Then the critics fell silent, since the airing of the four episodes had an effect, some 34 years after Nazi Germany’s unconditional surrender. Twenty million Germans, a third of the Federal Republic’s population, followed ‘Holocaust’ with Meryl Streep, James Woods and many other would-be stars.
Back then the Germans mostly suppressed its memories of the Nazi times and the Holocaust, during which millions of Jews and hundreds of thousands of Gypsies and homosexuals were murdered. The TV series had made the German people “collide with its past”, WDR television, a division of the nationwide ARD network, said.
‘Holocaust’ is the story of Karl Weiss, a German Jew (James Woods), and the non-Jewish Inga Helms (Meryl Streep) who get married in 1935. A few years later, most family members are being deported to concentration camps. Some become part of a resistance group.
One member witnesses the massacre of Babi Yar, in which the Nazis murdered more than 33,000 Jews in September of 1941, while other parts of the family live in the Warsaw Ghetto before being deported. In the end, almost the entire family dies in Auschwitz and other death camps.

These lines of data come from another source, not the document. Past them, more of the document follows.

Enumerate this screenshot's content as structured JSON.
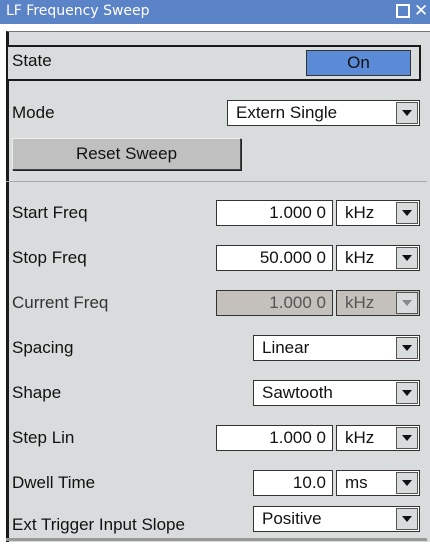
{
  "window": {
    "title": "LF Frequency Sweep"
  },
  "state": {
    "label": "State",
    "value": "On",
    "accent": "#5b8ad6"
  },
  "mode": {
    "label": "Mode",
    "value": "Extern Single"
  },
  "reset_button": {
    "label": "Reset Sweep"
  },
  "start_freq": {
    "label": "Start Freq",
    "value": "1.000 0",
    "unit": "kHz"
  },
  "stop_freq": {
    "label": "Stop Freq",
    "value": "50.000 0",
    "unit": "kHz"
  },
  "current_freq": {
    "label": "Current Freq",
    "value": "1.000 0",
    "unit": "kHz"
  },
  "spacing": {
    "label": "Spacing",
    "value": "Linear"
  },
  "shape": {
    "label": "Shape",
    "value": "Sawtooth"
  },
  "step_lin": {
    "label": "Step Lin",
    "value": "1.000 0",
    "unit": "kHz"
  },
  "dwell_time": {
    "label": "Dwell Time",
    "value": "10.0",
    "unit": "ms"
  },
  "ext_trigger": {
    "label": "Ext Trigger Input Slope",
    "value": "Positive"
  },
  "colors": {
    "titlebar": "#5b83c7",
    "panel": "#d9dcdc",
    "state_on": "#5b8ad6"
  }
}
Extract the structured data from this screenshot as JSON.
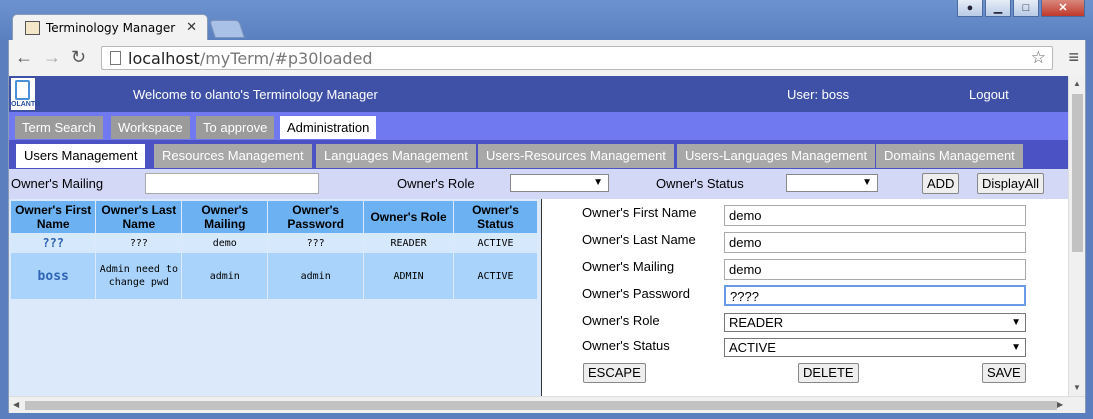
{
  "browser": {
    "tab_title": "Terminology Manager",
    "url_host": "localhost",
    "url_path": "/myTerm/#p30loaded"
  },
  "header": {
    "logo_text": "OLANTO",
    "welcome": "Welcome to olanto's Terminology Manager",
    "user": "User: boss",
    "logout": "Logout"
  },
  "main_tabs": [
    "Term Search",
    "Workspace",
    "To approve",
    "Administration"
  ],
  "sub_tabs": [
    "Users Management",
    "Resources Management",
    "Languages Management",
    "Users-Resources Management",
    "Users-Languages Management",
    "Domains Management"
  ],
  "filters": {
    "mailing_label": "Owner's Mailing",
    "mailing_value": "",
    "role_label": "Owner's Role",
    "role_value": "",
    "status_label": "Owner's Status",
    "status_value": "",
    "add": "ADD",
    "display_all": "DisplayAll"
  },
  "table": {
    "columns": [
      "Owner's First Name",
      "Owner's Last Name",
      "Owner's Mailing",
      "Owner's Password",
      "Owner's Role",
      "Owner's Status"
    ],
    "rows": [
      [
        "???",
        "???",
        "demo",
        "???",
        "READER",
        "ACTIVE"
      ],
      [
        "boss",
        "Admin need to change pwd",
        "admin",
        "admin",
        "ADMIN",
        "ACTIVE"
      ]
    ]
  },
  "form": {
    "first_name_label": "Owner's First Name",
    "first_name": "demo",
    "last_name_label": "Owner's Last Name",
    "last_name": "demo",
    "mailing_label": "Owner's Mailing",
    "mailing": "demo",
    "password_label": "Owner's Password",
    "password": "????",
    "role_label": "Owner's Role",
    "role": "READER",
    "status_label": "Owner's Status",
    "status": "ACTIVE",
    "escape": "ESCAPE",
    "delete": "DELETE",
    "save": "SAVE"
  }
}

‘Holocaust’ also portrays Nazis responsible for the murders. One of them is a jobless, frustrated individual who becomes one of the main organizers of the murders committed in Auschwitz.
Once the series had been aired by the ARD’s regional TV channels all over the Federal Republic of Germany, the entire country started discussing its past. More than 20,000 Germans even called those TV channels on the phone in order to talk about their terrible memories of the darkest times in history. Some of them admitted they had been part of terrible war crimes.
The message conveyed by ‘Holocaust’: It can happen again, anywhere and anytime. Now those responsible for the rerun on the three regional TV channels NDR, WDR and SWR are hoping for the kind of effect the premiere had, in these times in which antisemitism in Germany is on the rise again.
Physical and verbal violence against Jews is an almost daily occurrence in Germany today. In certain regions, such as around the western German city of Dortmund, but especially in Saxony and elsewhere in the eastern part, thousands of Nazis, mostly young, frustrated men, spread antisemitic and other kinds of racist propaganda. They stage concerts and protests. At times they attack asylum seekers and Jews.
At the same time, the radical right, a party called ‘Alternative für Deutschland’ (AfD) is now part of the Berlin Bundestag and all 16 state parliaments. Several of its prominent members have said outrageous things about the country’s Nazi past and the way today’s Germany is trying to preserve the memory of those murdered.
The MDR, the ARD’s division in eastern Germany, will not air the ‘Holocaust’ series in the Nazi stronghold Saxony, but residents can still view it via channels from other provinces.
Jörg Schönenborn, the WDR’s TV director said he himself had seen the series at school in 1979, when he had been a teenager. “It was harrowing, I will never forget”, he stated. The series “brought the Holocaust into the collective awareness” of the Germans.
The WDR will air the first episode tonight, on January 7th, 2019, at 10:00 p.m.. The same applies to the NDR, while the SWR in southern Germany scheduled the first episode on January 9th at 10:00 p.m..
When this article was published, ‘Holocaust’ was available on Youtube.